The final 20-ish pages feel rushed, and the ending a bit too neatly wrapped up. However, Robin Hobb does leave plenty of questions for future books.

If you haven't read Dragon Keeper, book one in The Rain Wilds Chronicles, check out my review here!

4/5 leaves



How can man be so vile?
How can boots of war tromp down the wildflowers
contentedly nodding their heads in the nourishing sunlight?
Are we so blind?
Do we forget the beauty around us?

Sit at the edge of a pond where
snakes are friends and bullfrogs serenade
and then
your only thoughts will be of peace.

How can man be so vile in the midst of such beauty?
Let us open our eyes and love.


reading the world

I love to travel. I love visiting new places, seeing the landscape, experiencing the culture, eating the food, learning how other people live, and how we're really all the same--if we take the time to recognize each others'  beautiful souls. I even love walking through the airport, and, yes, sitting on an airplane (12-hour flight? bring it on). I love the anticipation, the excitement, the realization that this pressing, rushing crowd is comprised of individuals from a thousand different places and experiences.

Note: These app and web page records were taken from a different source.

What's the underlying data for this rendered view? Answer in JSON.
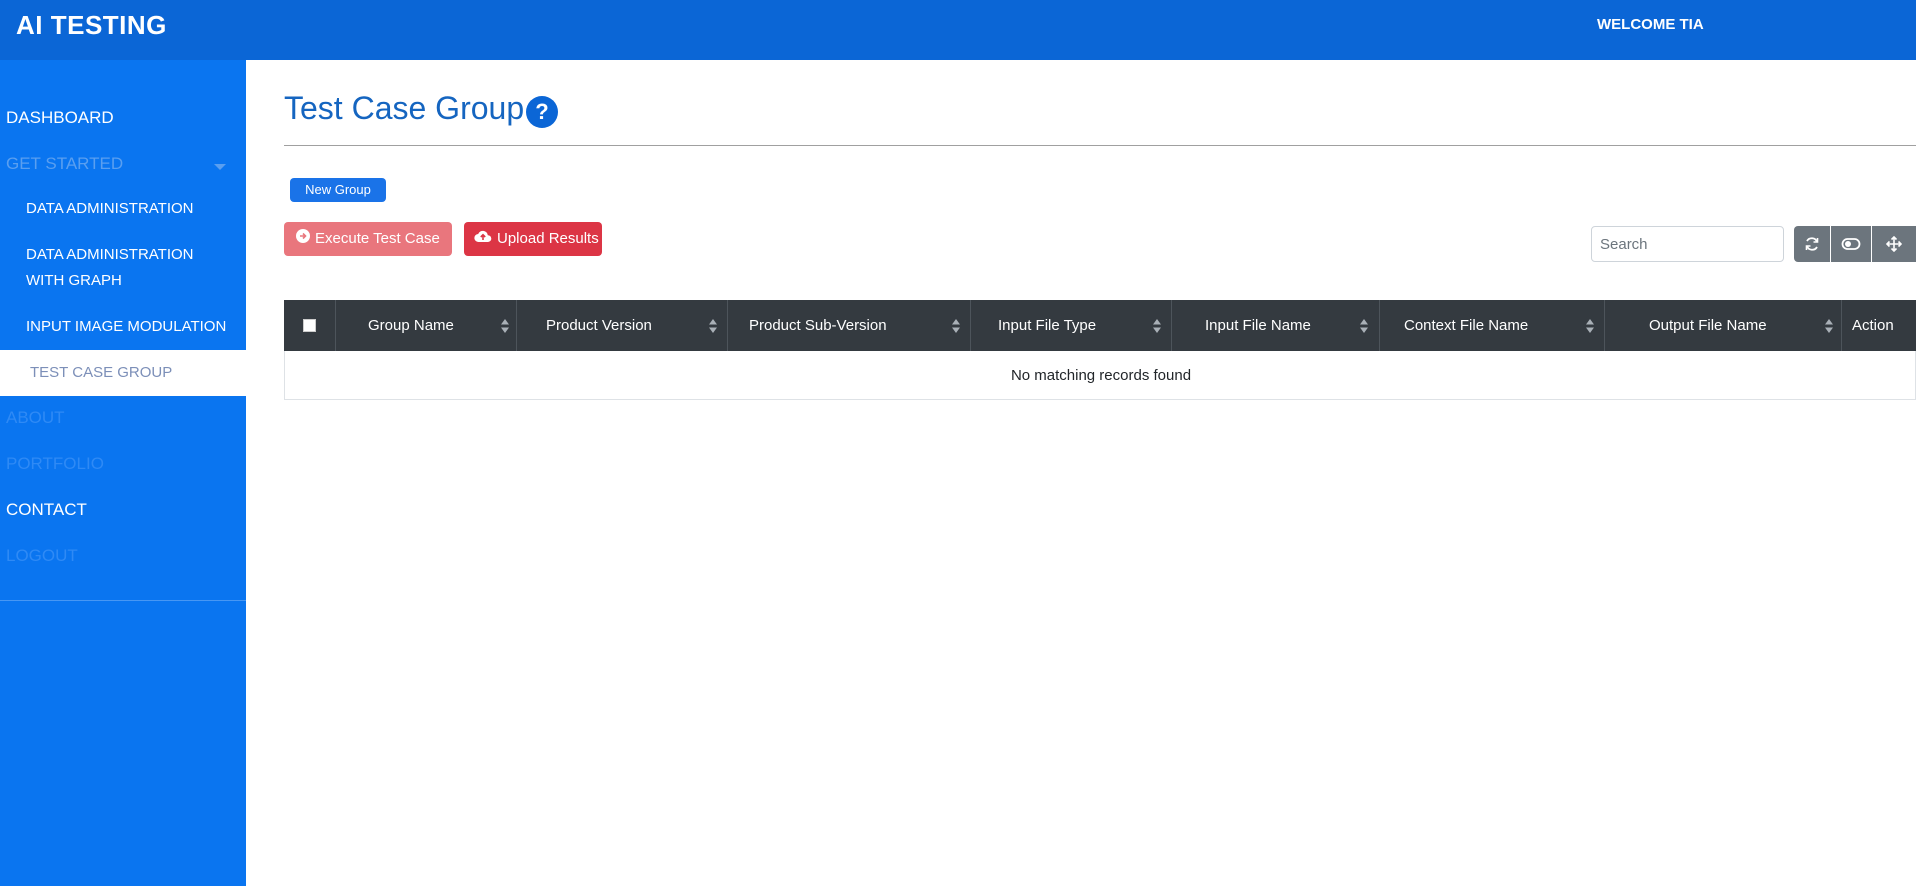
{
  "header": {
    "brand": "AI TESTING",
    "welcome": "WELCOME TIA"
  },
  "sidebar": {
    "items": [
      {
        "label": "DASHBOARD"
      },
      {
        "label": "GET STARTED"
      },
      {
        "label": "DATA ADMINISTRATION"
      },
      {
        "label_line1": "DATA ADMINISTRATION",
        "label_line2": "WITH GRAPH"
      },
      {
        "label": "INPUT IMAGE MODULATION"
      },
      {
        "label": "TEST CASE GROUP"
      },
      {
        "label": "ABOUT"
      },
      {
        "label": "PORTFOLIO"
      },
      {
        "label": "CONTACT"
      },
      {
        "label": "LOGOUT"
      }
    ],
    "active_item": "TEST CASE GROUP"
  },
  "page": {
    "title": "Test Case Group",
    "help_label": "?"
  },
  "toolbar": {
    "new_group_label": "New Group",
    "execute_label": "Execute Test Case",
    "upload_label": "Upload Results",
    "search_placeholder": "Search"
  },
  "table": {
    "columns": [
      "Group Name",
      "Product Version",
      "Product Sub-Version",
      "Input File Type",
      "Input File Name",
      "Context File Name",
      "Output File Name",
      "Action"
    ],
    "empty_message": "No matching records found"
  },
  "colors": {
    "topbar": "#0b66d6",
    "sidebar": "#0a75f0",
    "title": "#1565c0",
    "table_header": "#343a40",
    "execute_button": "#e9767d",
    "upload_button": "#dc3545",
    "toolbar_button": "#6c757d"
  },
  "icons": {
    "help": "question-circle-icon",
    "execute": "arrow-circle-right-icon",
    "upload": "cloud-upload-icon",
    "refresh": "refresh-icon",
    "toggle": "toggle-icon",
    "fullscreen": "arrows-move-icon",
    "sort": "sort-icon",
    "nav_caret": "caret-down-icon"
  }
}
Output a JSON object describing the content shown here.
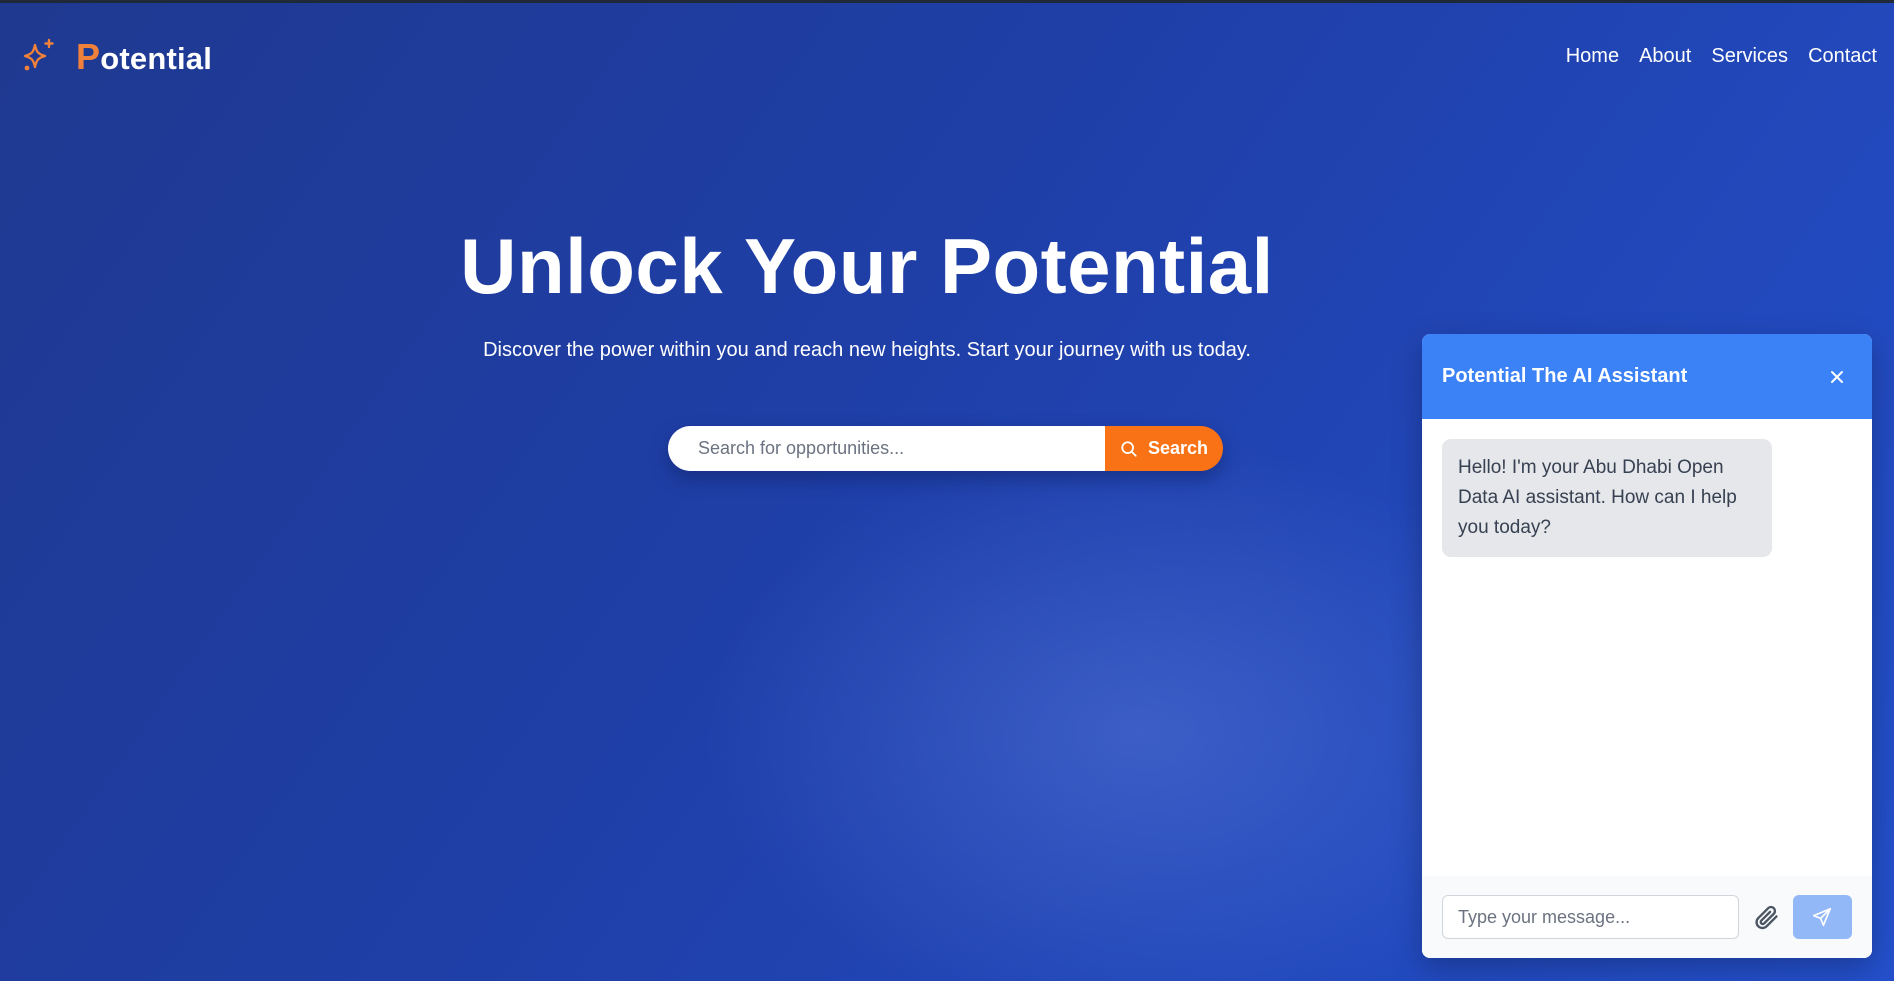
{
  "header": {
    "logo_initial": "P",
    "logo_rest": "otential",
    "nav": [
      {
        "label": "Home"
      },
      {
        "label": "About"
      },
      {
        "label": "Services"
      },
      {
        "label": "Contact"
      }
    ]
  },
  "hero": {
    "title": "Unlock Your Potential",
    "subtitle": "Discover the power within you and reach new heights. Start your journey with us today."
  },
  "search": {
    "placeholder": "Search for opportunities...",
    "button_label": "Search"
  },
  "chat": {
    "title": "Potential The AI Assistant",
    "messages": [
      {
        "sender": "assistant",
        "text": "Hello! I'm your Abu Dhabi Open Data AI assistant. How can I help you today?"
      }
    ],
    "input_placeholder": "Type your message..."
  },
  "colors": {
    "accent": "#f97316",
    "chat_header": "#3b82f6",
    "background": "#1f3fa8"
  },
  "icons": {
    "logo": "sparkles-icon",
    "search": "search-icon",
    "close": "close-icon",
    "attach": "paperclip-icon",
    "send": "send-icon"
  }
}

But I can't always be traveling! Someday, when I'm rich (ha), I'll pack a small bag of clothes and a suitcase full of books and explore the world. Until then? I can satisfy my immense wanderlust through books. And the beauty of it is, I don't have to limit myself to dry, dense, technical nonfiction--there are some great memoirs and biographies out there, yes, but fiction can also include vivid, beautiful descriptions of very real cultures and places. I can enjoy a made-up story about made-up people and still learn about the world I live in!

I also believe in the importance of reading diverse books--a variety of stories written by and about people of all backgrounds and experiences. My bookshelf is full of books written by white authors and based in American or western European settings, and I want to change that.

Poland (I can't for the life of me remember which city this is. Krakow or Wroclaw, I think.)

So. I'm going to begin documenting the places that I travel to through reading, and you can follow along by checking out that new link in the menu bar at the top of my blog that says "reading the world."

On that page, I've compiled a list of UN-recognized countries (plus a few others) that I can use to organize books by the country in which they are set, marking them with an * if the author has lived in that country and an ** if the author is from that country.

Peruvian highlands

Because I read a lot of books set in the U.S., I won't be including all of them in this list. I'll list them on a case-by-case basis, so if you have any questions about why I included a specific book (U.S. or otherwise), please don't hesitate to contact me! Additionally, a lot of fantasy books are written in settings based on real places, and so those, too, will be included on a case-by-case basis.

You may notice that I listed "Romani people" among the European countries. Romani people do not "belong to" any one country or territory, but their culture is equally as important as anyone else's, and so, because they span an entire continent (and beyond!), I've chosen to list them separately rather than try to box them into a single country.

Want to travel the world with me? Feel free to copy the list of countries I've compiled and begin documenting your own journey. I'd love to see where you visit, so please share a link if you choose to  join in the fun!

Thailand (just outside Chiang Mai)

Do you enjoy traveling? Which countries have you been to? And, tell me, what is your favorite book set outside your own country?